- IPR graduation: 2011
- First job: Guitar Center
- Doing now: Video Content Manager, Wellbeats, and owner, Level Up Multimedia LLC.
What are you doing now?
Currently I do a few jobs. My full-time job is at a wellness company called Wellbeats. Here I’m the video content manager, meaning I shoot, edit and manage all of our video content. During shoots my role is “technical director,” meaning I run the video switcher and oversee that everything is being recorded properly. I work directly next to the director.
I also own my own company, Level Up Multimedia LLC. I am a freelance video producer, editor and live stream operator. My biggest recurring business is shooting and editing local mixed martial arts for a promotion based out of the Twin Cities area. Live streaming concerts are something we are really pushing for to become another source of revenue.
Are you doing today what you thought you would be doing when you started school?
Not even close. To be fair, I had no idea what I was going to be doing when I started at IPR. I wanted to do many different things, and the more people I met and talked about their experiences, the more my horizons broadened. I started wanting to be an audio engineer, then live sound engineer, then post-production whiz. I eventually realized I have to be able to do it all to succeed, and I started doing as much as I could.
Is there anything about your education that stands out as a pivotal experience in your education or career?
I had a huge turning point in education around my sixth quarter. I had a teacher named Tom Forliti, and on the first day class he walked in and said, “I can teach you how to run all of this equipment, and that’s great. But the best knowledge I can give you is my phone number.” That seemed so odd to me. I understood connections are why a ton of why people are hired over others, but it hadn’t occurred to me that they’re almost everything! Tom is a direct reason why I have my current job at Wellbeats.
What advice would you give to others looking to enter into this field?
Get out there! Find someone who does it, and contact them to be an intern or volunteer to help at a show. Find people with the same interests as you. Hanging out with a group of people who share the same passion as you is a great way to learn.
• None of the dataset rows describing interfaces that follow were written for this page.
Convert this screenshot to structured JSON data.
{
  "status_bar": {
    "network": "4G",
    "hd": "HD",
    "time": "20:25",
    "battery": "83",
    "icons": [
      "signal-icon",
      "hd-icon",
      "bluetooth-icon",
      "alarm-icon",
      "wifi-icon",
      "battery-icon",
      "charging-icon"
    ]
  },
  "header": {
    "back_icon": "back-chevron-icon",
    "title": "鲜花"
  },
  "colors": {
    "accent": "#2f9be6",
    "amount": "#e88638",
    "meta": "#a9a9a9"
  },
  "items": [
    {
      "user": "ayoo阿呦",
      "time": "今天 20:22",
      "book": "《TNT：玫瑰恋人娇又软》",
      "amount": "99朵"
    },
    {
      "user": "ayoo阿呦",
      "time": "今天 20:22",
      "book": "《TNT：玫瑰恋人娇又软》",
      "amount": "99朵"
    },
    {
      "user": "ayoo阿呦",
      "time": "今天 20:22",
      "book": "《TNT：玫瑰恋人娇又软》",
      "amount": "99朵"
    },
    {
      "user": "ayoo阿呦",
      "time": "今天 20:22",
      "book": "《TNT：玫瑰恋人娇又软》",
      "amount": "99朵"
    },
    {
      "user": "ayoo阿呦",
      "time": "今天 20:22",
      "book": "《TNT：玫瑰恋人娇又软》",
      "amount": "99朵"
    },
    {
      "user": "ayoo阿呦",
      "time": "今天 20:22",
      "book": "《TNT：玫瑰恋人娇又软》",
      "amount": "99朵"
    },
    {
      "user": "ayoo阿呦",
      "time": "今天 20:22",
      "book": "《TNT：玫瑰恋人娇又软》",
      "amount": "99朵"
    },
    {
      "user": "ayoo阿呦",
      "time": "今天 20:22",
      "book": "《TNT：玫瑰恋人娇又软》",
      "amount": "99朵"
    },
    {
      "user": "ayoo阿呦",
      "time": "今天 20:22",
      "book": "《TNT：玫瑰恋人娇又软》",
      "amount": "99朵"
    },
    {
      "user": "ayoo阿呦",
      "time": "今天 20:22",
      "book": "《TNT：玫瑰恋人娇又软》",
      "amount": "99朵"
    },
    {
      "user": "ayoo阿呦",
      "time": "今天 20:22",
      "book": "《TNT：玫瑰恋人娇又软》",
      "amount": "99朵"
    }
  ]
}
You’ll all end up making work for yourselves out of thin air!
Was there anything that you had to wait until you were out in the industry to learn that you couldn’t be taught?
One of the biggest lessons I learned outside of school is that no experience is a waste. I’ve done so many jobs that either didn’t pay, people still owe me money for, or the project ended up not being finished that I felt like I had no idea what a good job was. For a while I felt as though I wasted my time because I didn’t have any financial gain. But this couldn’t have been less true. I learned how to perfect my craft so much more on these kinds of shoots. They ended up being pretty low pressure, which meant they were a great way for me to learn what questions to ask a client before taking a job.
Do you have mentors today? If so, how have they influenced your career?
Everyone has someone to teach me; specifically, though, Tom Forliti. After I graduated IPR and was working at Guitar Center, I would occasionally text Tom asking him what he was working on. One day he said he was doing audio for a fitness shoot and told me to come out. Even though I was just a guest there, I knew from my days at IPR to be helpful, so I asked to be a production assistant for the day. The director was impressed and asked me to come to the next shoot. Three months later, it was January, and everyone started to get sick, including the technical director and Tom. Luckily I knew how to run all of the audio equipment and video equipment because I had been asking questions throughout the shoot. Not long after, I was was offered a full-time job.
If you could change anything regarding your career path, what would it be?
The first year out of college was the hardest. I wish I could go back and change the way I approached the industry the first year. If I could go back to before I graduated, I would really push to have something lined up. This, however, didn’t really mess up anything in the long run because things now are great!